I think I was able to do a reasonably good job of interpretation because I am familiar with the culture of India, Pakistan as well as that of the Ashkenazic Jews (I speak Yiddish as well, though this language was not used that night) and also with the culture of modern America. And, of course, I speak Urdu/Hindi and English. Still, some of the terms Imran used were not immediately accessible to me (though I don’t believe this at all affected my ability to understand him) and I perhaps used more circumlocutions in my translations from English to Urdu than a born Urdu speaker would have used.
Nevertheless, I was able to speak a language that Imran would have felt at home with; my framing of the sentences should not have seemed foreign to him. Of course, whether this made any impact on him or not is not possible to say. However, judging from the unsettled nature of some of the gunmen in their conversations with their handlers, it’s possible that they were more impressionable than hardened criminals might have been (brainwashed though they seemed to have been).
In the Jewish daily ‘Forward’ you’ve written that you were spiritually recharged during the Thanksgiving dinner the next day. Why?
The events were definitely tragic, but it is not often that one feels a connection to something larger in the universe. Each person performs a certain role in the world, and my role included interpreting from English to Urdu. It was extremely unfortunate and tragic that our efforts did not succeed in preventing the death of Holtzberg, but I was given the opportunity to play a part in a larger, spiritual context. Vedanta teaches that there is only Brahman and that our feelings of independent existence are misplaced. Jewish tradition teaches the oneness of God. My participation in these brought me closer to the understanding of the unity of all beings.

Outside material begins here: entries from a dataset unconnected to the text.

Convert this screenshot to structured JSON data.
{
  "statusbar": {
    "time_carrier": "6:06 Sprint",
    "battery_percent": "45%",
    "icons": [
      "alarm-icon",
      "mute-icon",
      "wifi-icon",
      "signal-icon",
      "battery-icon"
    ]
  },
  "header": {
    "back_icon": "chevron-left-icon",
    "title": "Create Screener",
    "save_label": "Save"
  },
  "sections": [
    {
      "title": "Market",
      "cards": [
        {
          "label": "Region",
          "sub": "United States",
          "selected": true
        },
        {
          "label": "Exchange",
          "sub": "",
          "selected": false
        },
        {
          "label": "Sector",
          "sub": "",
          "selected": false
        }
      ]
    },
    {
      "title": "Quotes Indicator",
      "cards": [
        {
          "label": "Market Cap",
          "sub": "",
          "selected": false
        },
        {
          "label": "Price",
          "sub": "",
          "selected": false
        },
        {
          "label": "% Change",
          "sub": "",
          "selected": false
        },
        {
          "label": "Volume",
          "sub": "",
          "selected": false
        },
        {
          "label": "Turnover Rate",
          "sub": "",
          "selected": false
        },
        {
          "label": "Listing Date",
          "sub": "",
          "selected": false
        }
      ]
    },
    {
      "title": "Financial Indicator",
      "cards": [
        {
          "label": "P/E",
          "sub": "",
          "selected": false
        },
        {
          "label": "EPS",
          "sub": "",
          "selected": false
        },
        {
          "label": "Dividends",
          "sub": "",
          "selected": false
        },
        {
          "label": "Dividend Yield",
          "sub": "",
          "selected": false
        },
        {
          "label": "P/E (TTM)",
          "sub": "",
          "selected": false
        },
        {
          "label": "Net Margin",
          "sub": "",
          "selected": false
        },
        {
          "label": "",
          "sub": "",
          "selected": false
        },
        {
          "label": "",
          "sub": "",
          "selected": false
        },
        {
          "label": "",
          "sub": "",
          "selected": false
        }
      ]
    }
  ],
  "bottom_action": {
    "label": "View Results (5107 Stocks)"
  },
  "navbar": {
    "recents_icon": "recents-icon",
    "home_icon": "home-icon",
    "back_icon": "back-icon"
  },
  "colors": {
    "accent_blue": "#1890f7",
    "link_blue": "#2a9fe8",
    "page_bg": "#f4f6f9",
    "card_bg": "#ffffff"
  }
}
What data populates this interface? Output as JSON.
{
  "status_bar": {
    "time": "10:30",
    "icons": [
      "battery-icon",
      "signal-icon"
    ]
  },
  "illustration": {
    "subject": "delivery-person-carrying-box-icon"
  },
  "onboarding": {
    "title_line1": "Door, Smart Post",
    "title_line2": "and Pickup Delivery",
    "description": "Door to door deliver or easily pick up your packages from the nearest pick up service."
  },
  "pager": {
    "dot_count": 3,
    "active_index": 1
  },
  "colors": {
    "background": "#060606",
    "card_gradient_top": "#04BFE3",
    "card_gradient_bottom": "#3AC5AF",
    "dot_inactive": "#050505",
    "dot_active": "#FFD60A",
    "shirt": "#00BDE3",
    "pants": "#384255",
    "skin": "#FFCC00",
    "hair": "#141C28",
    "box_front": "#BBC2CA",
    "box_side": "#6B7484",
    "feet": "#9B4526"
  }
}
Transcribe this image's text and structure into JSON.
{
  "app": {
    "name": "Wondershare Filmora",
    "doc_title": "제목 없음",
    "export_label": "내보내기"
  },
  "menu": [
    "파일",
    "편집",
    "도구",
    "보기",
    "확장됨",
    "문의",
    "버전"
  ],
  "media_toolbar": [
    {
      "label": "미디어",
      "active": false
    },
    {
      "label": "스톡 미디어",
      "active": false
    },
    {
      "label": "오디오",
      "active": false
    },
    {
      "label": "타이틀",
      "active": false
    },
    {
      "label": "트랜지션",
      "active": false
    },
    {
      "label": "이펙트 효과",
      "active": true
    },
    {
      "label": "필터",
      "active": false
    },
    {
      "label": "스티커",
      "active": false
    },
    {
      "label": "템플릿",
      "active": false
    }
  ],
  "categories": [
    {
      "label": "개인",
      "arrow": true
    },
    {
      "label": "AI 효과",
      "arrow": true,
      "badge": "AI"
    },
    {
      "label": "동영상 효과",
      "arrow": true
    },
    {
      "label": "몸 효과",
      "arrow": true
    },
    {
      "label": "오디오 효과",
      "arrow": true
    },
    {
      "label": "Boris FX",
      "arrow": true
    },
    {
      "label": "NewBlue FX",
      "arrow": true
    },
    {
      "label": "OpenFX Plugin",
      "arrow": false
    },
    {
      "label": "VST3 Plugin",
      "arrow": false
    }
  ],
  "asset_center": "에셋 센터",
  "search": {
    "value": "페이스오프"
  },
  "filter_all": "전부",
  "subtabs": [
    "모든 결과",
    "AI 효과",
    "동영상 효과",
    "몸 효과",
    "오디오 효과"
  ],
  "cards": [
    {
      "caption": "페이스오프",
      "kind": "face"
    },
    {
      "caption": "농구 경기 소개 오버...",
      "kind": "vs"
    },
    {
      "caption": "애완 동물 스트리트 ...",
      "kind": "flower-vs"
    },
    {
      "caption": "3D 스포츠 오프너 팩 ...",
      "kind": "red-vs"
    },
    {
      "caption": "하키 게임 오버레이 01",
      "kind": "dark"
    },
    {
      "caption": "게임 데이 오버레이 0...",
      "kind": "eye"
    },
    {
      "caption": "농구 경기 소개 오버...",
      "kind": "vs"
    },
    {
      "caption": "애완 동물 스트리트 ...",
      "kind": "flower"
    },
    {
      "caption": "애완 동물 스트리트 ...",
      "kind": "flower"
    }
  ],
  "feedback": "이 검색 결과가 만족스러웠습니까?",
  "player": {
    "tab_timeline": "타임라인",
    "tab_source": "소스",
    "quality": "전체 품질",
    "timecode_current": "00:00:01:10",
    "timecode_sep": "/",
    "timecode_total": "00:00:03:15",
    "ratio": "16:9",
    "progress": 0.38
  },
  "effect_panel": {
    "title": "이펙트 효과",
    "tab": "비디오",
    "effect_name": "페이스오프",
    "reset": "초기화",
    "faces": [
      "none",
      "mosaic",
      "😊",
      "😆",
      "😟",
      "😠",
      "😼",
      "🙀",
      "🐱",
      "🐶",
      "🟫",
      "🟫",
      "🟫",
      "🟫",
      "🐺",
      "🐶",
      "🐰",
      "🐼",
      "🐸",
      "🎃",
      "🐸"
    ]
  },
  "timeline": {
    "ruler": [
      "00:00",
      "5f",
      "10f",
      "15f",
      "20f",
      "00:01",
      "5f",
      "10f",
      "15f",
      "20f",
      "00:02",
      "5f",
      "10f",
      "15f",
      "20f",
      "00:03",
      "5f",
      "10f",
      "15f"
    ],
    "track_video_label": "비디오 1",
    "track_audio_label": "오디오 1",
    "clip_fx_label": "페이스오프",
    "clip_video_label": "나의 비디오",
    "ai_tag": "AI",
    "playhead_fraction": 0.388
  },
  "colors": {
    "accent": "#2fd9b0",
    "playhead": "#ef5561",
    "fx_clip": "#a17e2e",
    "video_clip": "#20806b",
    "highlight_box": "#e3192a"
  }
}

How else did it affect you?
Every event has to have an impact on a thinking person’s life. My feelings about the importance of doing good, contributing to the general well-being of people, helping people in need, have become stronger.
Have you used your skills as an interpreter since?
I am not an interpreter, by training or by profession. However, as somebody who speaks several languages and as somebody who is familiar with several cultures, I am interpreting each one to the other. I interpret Hinduism to Jews, Judaism to Hindus, Indian languages to speakers of non-Indian languages, the economic world view to non-economists.